A Derry councillor has warned that Heroin addiction is becoming an increasing problem in the city.
Independent Derry & Strabane Councillor Warren Robinson has now called for statutory agencies and community groups to help formulate responses to try and stop the deadly and highly addictive Class A drug being pedalled in local estates.
Colr. Robinson said there were now widespread concerns, particularly among parents with young and teenage children, that a number of dealers were selling Heroin from homes in their areas.
He added that local Heroin users trying to feed their habit may be linked to a spate of recent break-ins and attempted burglaries across the city.
He told the ‘Journal’ yesterday, “This is obviously very, very concerning. We thought in Derry we were immune to Heroin, but it has taken a foothold and made its way here now. There is more and more evidence of it.
“I think the warning signs are all there and local people are all too aware that it has got a hold.
“In terms of scale, it is probably small enough at this stage but it is here and people have to realise that. And it is definitely on the rise.
“The more you hear about it, it is very, very scary for anybody bringing up children in these areas.”
Colr. Robinson said he has received several reports of Heroin dealers operating from homes within estates in the Greater Shantallow area. “There are people who are afraid of their children playing in the street and will only allow their children to play in the back garden.”
He added that there are some families desperate to leave their areas because of this.
Commenting on the possible links between recent criminality and Heroin addiction, Colr. Robinson said went on: “I was talking to people in Glasgow at the weekend and basically this was something that happened there 20 years ago; these are people doing everything they can to feed their habit.”
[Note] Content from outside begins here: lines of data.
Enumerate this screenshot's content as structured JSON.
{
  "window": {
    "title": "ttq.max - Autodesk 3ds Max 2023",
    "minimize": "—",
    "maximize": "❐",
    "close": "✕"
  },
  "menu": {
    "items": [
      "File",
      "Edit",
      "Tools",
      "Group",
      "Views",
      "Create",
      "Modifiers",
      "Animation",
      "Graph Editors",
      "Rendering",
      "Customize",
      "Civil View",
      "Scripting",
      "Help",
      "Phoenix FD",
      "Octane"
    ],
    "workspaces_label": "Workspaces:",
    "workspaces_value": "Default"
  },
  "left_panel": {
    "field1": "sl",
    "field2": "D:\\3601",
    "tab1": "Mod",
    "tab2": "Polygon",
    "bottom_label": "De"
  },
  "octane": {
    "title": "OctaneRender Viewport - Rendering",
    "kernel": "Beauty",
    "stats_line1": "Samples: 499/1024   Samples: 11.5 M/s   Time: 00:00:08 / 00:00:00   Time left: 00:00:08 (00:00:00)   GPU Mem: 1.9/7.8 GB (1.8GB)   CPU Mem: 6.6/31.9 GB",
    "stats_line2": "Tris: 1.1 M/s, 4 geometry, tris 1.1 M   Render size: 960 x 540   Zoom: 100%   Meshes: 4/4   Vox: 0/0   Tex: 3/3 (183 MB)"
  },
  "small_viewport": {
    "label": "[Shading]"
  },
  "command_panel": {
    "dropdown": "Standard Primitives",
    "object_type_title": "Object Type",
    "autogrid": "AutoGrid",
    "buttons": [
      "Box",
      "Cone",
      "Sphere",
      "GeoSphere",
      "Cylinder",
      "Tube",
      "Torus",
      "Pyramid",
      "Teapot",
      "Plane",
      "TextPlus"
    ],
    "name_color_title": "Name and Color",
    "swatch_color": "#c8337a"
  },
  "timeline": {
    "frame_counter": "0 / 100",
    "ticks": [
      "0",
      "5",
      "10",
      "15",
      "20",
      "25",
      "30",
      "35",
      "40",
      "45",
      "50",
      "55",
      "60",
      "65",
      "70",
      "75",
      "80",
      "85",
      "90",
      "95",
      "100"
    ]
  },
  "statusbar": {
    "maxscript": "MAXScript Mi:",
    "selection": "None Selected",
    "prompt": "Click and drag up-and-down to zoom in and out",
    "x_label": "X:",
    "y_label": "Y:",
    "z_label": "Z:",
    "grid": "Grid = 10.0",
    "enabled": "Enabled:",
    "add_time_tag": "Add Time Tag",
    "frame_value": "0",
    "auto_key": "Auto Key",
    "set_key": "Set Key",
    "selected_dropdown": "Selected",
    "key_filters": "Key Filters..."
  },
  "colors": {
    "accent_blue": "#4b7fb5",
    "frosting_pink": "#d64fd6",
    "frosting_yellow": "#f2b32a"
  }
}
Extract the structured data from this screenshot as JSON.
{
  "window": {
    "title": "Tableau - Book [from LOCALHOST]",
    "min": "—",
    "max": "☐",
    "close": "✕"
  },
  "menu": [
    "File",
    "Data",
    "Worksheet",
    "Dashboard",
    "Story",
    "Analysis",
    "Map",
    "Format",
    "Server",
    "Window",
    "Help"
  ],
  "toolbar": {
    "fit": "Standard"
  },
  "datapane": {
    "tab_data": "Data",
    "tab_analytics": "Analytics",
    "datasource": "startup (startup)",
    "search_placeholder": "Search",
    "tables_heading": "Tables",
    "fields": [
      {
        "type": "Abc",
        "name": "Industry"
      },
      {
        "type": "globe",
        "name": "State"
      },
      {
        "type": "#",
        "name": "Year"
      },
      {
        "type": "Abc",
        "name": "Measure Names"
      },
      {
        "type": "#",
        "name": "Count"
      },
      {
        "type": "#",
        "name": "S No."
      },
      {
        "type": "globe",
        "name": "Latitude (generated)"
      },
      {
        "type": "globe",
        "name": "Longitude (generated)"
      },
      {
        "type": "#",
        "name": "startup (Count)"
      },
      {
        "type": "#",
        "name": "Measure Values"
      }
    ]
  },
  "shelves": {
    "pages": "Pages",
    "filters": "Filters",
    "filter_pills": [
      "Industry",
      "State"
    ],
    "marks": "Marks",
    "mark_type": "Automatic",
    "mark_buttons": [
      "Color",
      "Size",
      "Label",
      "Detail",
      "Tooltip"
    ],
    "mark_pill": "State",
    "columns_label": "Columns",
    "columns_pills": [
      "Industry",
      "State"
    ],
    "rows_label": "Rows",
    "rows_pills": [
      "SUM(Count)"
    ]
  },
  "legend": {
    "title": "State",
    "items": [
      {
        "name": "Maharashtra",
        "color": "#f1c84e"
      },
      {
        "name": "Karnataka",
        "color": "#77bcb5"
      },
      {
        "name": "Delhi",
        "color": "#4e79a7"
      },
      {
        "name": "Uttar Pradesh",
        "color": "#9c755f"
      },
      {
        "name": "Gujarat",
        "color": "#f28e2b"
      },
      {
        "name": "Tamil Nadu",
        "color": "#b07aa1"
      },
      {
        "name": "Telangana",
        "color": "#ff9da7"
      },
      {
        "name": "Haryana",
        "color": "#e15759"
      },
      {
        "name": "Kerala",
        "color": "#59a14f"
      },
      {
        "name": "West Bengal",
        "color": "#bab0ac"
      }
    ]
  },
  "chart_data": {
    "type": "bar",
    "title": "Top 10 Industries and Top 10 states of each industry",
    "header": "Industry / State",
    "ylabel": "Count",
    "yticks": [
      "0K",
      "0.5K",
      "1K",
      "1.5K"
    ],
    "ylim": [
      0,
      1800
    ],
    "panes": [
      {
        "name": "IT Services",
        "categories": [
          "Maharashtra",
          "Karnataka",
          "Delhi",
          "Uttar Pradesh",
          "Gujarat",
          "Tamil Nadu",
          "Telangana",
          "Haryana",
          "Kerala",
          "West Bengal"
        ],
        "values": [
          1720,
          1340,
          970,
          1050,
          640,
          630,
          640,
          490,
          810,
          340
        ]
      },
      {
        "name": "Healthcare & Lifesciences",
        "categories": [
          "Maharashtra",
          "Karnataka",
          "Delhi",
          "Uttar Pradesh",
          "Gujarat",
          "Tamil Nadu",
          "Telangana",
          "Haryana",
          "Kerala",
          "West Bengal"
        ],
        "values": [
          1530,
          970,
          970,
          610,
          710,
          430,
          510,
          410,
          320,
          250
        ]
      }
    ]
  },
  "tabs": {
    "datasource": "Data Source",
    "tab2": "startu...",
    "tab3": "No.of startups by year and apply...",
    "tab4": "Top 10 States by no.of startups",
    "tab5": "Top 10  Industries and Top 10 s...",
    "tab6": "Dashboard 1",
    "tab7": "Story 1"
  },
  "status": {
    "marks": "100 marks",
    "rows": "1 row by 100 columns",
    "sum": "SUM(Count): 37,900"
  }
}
“When you look at cities like Dublin and Glasgow and the experience of people dealing with this for a long time, Heroin goes hand-in-hand with burglaries and crime. It brings a raft of issues with it.”
The Health and Social Care Trust’s ‘Drugs and Solvents: A Parent’s Guide’ states that in Northern Ireland, the average age for first use of Heroin here is 22. Risks involved with injecting include HIV infection, coma and death from respiratory failure and overdose.
Colr. Robinson said there needs to be some sort of action now to try and tackle the problems already being experienced in the community.
“It has to be broad-based action, whether it’s statutory agencies to deal with people who are dabbling and at the first stages, before it gets a lot worse. There needs to be a community response as well.
“If action is not taken we could be looking at years of very serious issues in these areas as a result of it.”
When asked to comment on the potential link between criminality and drugs locally, PSNI Chief Inspector Paul McCracken responded yesterday: “Police are always keen to listen to concerns in the community surrounding drugs on our streets and we are constantly working to reduce the availability of drugs in our communities.
“Police know how drugs can wreck lives, not just of those of individuals who engage in illegal drug taking, but we are also well aware of the impact drugs can have on those individuals’ loved ones and on wider society.
“We know that drug addiction can lead to criminality, however, drugs are not the only contributory factor when it comes to crime being committed.
“The facts are that since April this year, overall crime in Derry City & Strabane District has experienced a reduction.
“There have been 23 fewer burglaries compared to the same period last year.”
At the same time, he said, 11 more drugs trafficking offences were dealt with and 48 more possession offences.
“We understand that for victims of burglaries these statistics provide little comfort, however, the public can be assured we are working all the time to reduce crime,” he insisted.
“We need the community’s support to help us catch those people in the community who commit crimes.
“If anyone has any information about illegal drugs contact police on 101, or anyone who wishes to provide information anonymously can call the independent charity Crimestoppers on 0800 555 111.”